**Instructions for the task:**
Work out how many lines in these entries include the string "Reservations", and give only that figure.

**Material for this exercise:**

• • • • •

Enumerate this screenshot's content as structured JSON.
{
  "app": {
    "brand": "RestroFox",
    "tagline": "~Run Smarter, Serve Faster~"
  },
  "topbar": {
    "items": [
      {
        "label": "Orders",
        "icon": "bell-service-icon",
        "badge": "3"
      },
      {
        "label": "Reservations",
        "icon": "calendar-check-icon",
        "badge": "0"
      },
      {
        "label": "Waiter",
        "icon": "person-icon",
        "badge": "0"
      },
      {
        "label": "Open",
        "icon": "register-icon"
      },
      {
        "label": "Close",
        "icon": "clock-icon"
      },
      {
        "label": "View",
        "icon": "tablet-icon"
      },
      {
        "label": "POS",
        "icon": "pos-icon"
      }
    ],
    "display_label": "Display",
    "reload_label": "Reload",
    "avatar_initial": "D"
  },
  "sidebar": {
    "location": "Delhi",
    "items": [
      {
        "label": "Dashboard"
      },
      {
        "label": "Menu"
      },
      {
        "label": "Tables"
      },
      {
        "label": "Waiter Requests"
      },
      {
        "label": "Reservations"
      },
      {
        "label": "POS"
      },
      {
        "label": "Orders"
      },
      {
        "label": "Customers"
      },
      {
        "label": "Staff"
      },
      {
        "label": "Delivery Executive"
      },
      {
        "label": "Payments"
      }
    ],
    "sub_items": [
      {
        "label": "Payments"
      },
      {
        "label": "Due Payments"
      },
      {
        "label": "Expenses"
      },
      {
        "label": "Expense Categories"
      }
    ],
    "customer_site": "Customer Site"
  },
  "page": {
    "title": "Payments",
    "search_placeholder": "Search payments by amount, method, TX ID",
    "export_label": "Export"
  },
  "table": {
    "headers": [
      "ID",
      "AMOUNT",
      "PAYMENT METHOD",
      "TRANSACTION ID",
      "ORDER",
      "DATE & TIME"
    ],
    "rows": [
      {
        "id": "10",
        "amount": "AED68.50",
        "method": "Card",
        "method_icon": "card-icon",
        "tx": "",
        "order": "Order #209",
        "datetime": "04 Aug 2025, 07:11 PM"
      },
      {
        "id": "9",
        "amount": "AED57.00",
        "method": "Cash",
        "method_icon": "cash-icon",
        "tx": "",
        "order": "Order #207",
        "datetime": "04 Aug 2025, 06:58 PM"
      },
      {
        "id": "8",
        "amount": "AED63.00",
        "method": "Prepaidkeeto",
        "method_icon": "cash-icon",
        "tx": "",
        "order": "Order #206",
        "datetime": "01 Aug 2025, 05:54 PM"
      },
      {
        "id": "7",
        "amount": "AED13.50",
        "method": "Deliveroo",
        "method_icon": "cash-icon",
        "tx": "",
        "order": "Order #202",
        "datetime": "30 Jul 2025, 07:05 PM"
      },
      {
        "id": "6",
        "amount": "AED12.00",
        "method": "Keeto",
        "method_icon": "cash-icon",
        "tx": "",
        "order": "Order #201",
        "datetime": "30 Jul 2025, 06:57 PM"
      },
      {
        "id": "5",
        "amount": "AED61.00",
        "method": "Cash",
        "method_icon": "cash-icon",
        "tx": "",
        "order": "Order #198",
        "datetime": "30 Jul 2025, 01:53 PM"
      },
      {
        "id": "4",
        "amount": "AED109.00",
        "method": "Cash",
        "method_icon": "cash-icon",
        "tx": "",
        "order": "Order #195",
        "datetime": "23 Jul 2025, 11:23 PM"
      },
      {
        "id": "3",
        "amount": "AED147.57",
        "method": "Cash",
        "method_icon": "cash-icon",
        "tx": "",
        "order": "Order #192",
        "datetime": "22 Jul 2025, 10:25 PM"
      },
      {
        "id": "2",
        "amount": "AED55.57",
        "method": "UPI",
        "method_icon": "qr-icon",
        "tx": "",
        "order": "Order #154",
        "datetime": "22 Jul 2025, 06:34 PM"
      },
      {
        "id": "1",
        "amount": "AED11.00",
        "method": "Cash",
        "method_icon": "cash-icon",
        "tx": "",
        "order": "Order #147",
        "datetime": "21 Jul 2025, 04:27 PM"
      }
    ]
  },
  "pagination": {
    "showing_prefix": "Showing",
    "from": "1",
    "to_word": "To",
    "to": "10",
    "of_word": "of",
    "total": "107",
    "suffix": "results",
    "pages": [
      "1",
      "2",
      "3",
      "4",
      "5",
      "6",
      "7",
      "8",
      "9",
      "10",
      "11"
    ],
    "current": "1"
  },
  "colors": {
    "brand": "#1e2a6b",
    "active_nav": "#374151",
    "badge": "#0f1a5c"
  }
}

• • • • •

**Written answer:**
2